The commission directed the firm to cease and desist from indulging in such practices, which have been found to be in contravention of the provisions of the Competition Act, as per an order dated August 6.
The Competition Commission of India has said Grasim Industries has abused its dominant position in the supply of a certain staple fibre by charging discriminatory prices to its customers, denying market access and imposing supplementary obligations on them. The commission directed the firm to cease and desist from indulging in such practices, which have been found to be in contravention of the provisions of the Competition Act, as per an order dated August 6.
The CCI said the company has “abused its dominant position in the relevant market of ‘the market for the supply of VSF to spinners in India’ by charging discriminatory prices to its customers, denying market access and imposing supplementary obligations upon its customers”. In a regulatory filing dated August 9, Grasim Industries said “while the Company is yet to receive certified copy of the said order, it believes that on merits it has sufficient grounds for an appeal”.
The regulator did not impose any monetary penalty on the firm, considering that a fine of Rs 301.61 crore has already been imposed on it through an order passed in March 2020 with respect to substantially similar conduct.
Besides, the period of contravention in the instant case (2017-18) was in continuation of the period of contravention in the previous case (2012-2017) and thus partly overlapped.

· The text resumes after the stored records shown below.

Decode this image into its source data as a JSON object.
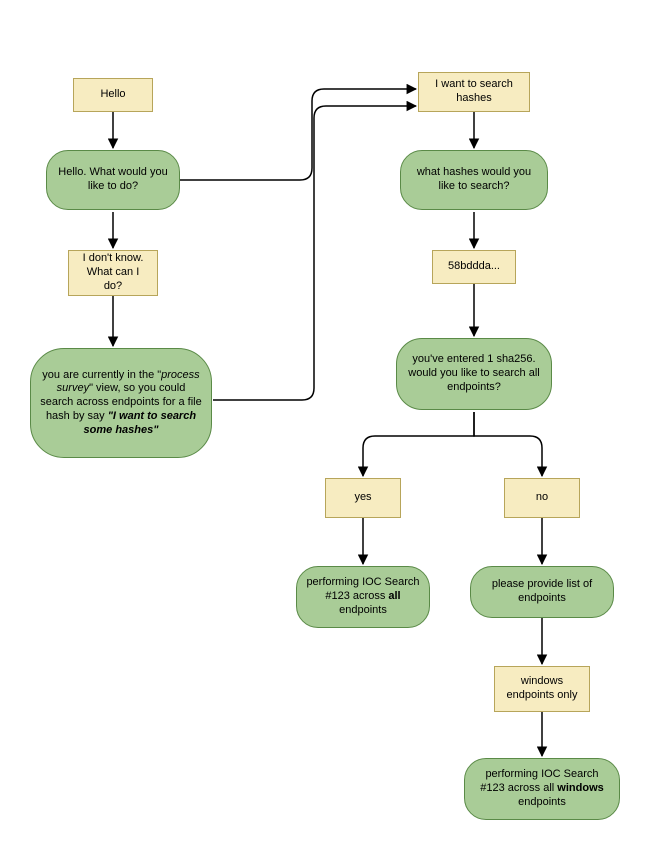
{
  "nodes": {
    "hello": {
      "text": "Hello"
    },
    "whatdo": {
      "text": "Hello. What would you like to do?"
    },
    "dontknow": {
      "text": "I don't know.\nWhat can I do?"
    },
    "survey_pre": "you are currently in the \"",
    "survey_em1": "process survey",
    "survey_mid": "\" view, so you could search across endpoints for a file hash by say ",
    "survey_em2": "\"I want to search some hashes\"",
    "wanthash": {
      "text": "I want to search hashes"
    },
    "whathash": {
      "text": "what hashes would you like to search?"
    },
    "hashval": {
      "text": "58bddda..."
    },
    "entered": {
      "text": "you've entered 1 sha256. would you like to search all endpoints?"
    },
    "yes": {
      "text": "yes"
    },
    "no": {
      "text": "no"
    },
    "ioc_all_pre": "performing IOC Search #123 across ",
    "ioc_all_bold": "all",
    "ioc_all_post": " endpoints",
    "provide": {
      "text": "please provide list of endpoints"
    },
    "winonly": {
      "text": "windows endpoints only"
    },
    "ioc_win_pre": "performing IOC Search #123 across all ",
    "ioc_win_bold": "windows",
    "ioc_win_post": " endpoints"
  },
  "colors": {
    "user_fill": "#f7ecc1",
    "user_stroke": "#b7a55a",
    "bot_fill": "#a9cc97",
    "bot_stroke": "#5a8a47"
  }
}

The commission noted that Grasim Industries is the sole producer of viscose staple fibre (VSF) in the country and enjoys a position of dominance in the relevant market for its supply to spinners in India. The only other source of VSF for spinners in the country was through import, which is not an economically viable alternative. The relevant market considered by the CCI was “the market for the supply of VSF to spinners in India”.

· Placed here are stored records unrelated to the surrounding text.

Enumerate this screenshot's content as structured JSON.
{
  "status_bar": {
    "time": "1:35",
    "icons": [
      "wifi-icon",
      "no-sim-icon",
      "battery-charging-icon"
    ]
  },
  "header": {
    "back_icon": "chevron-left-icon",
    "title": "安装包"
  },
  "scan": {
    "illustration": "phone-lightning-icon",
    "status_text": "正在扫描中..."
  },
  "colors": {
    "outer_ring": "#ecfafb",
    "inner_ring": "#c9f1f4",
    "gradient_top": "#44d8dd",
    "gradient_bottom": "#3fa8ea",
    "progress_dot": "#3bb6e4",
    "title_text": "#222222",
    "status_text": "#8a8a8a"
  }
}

The fair trade regulator noted that the conduct of Grasim Industries in seeking details of VSF consumed from the domestic spinners to provide discount is nothing but an attempt by a dominant undertaking to control the entire market in its favour by putting conditions, which not only put supplementary obligations upon small players but also interfere with their freedom of trade.

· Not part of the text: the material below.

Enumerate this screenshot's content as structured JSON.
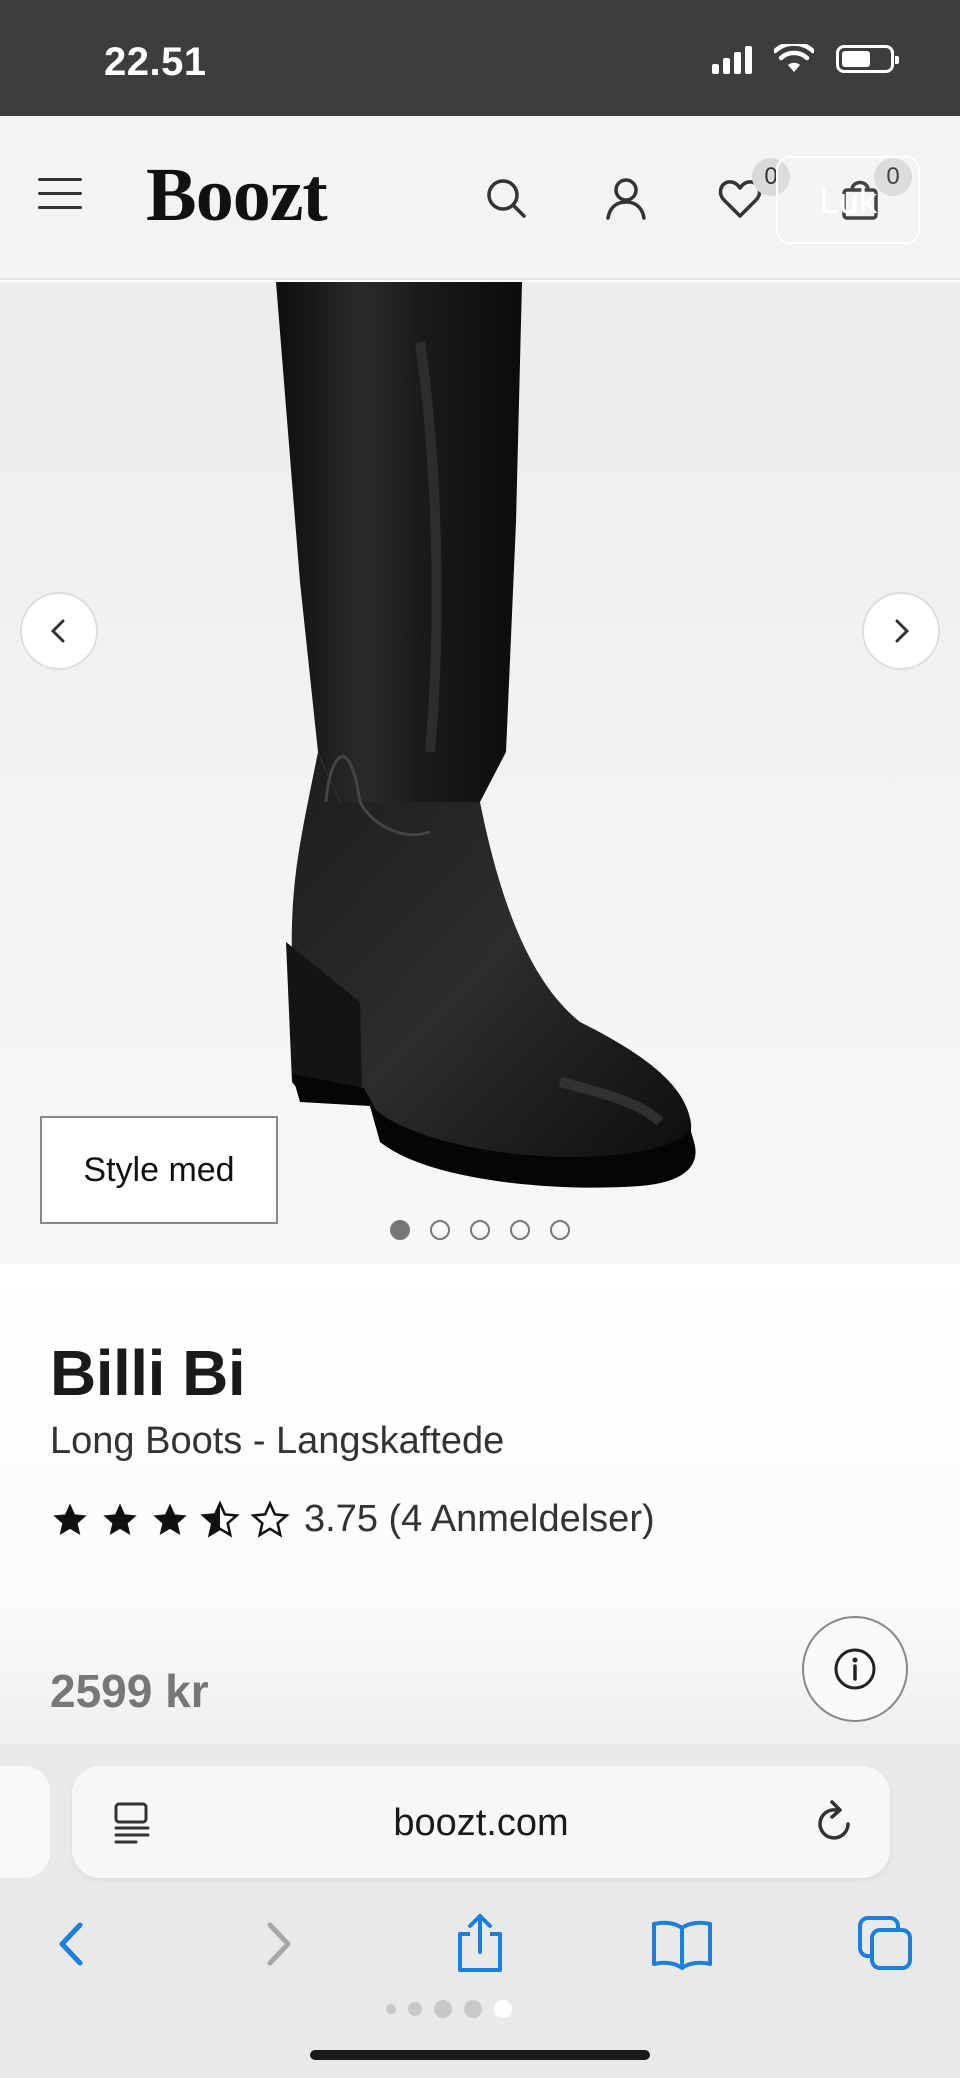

“The Commission is satisfied that by requiring the spinners to submit production details, OP has asserted its market power upon the small players and has acted in an abusive manner,” it said.
In the case of one of the informants, Grasim Industries withdrew all discounts/credit notes, making the supply of VSF costly for it, resulting in the VSF yarn manufactured by it becoming uncompetitive, the regulator noted. The order came after three informants had levelled various allegations against the firm pertaining to abuse of dominant position by the company. The commission had directed the director-general (DG) to conduct an investigation into the matter and submit a report.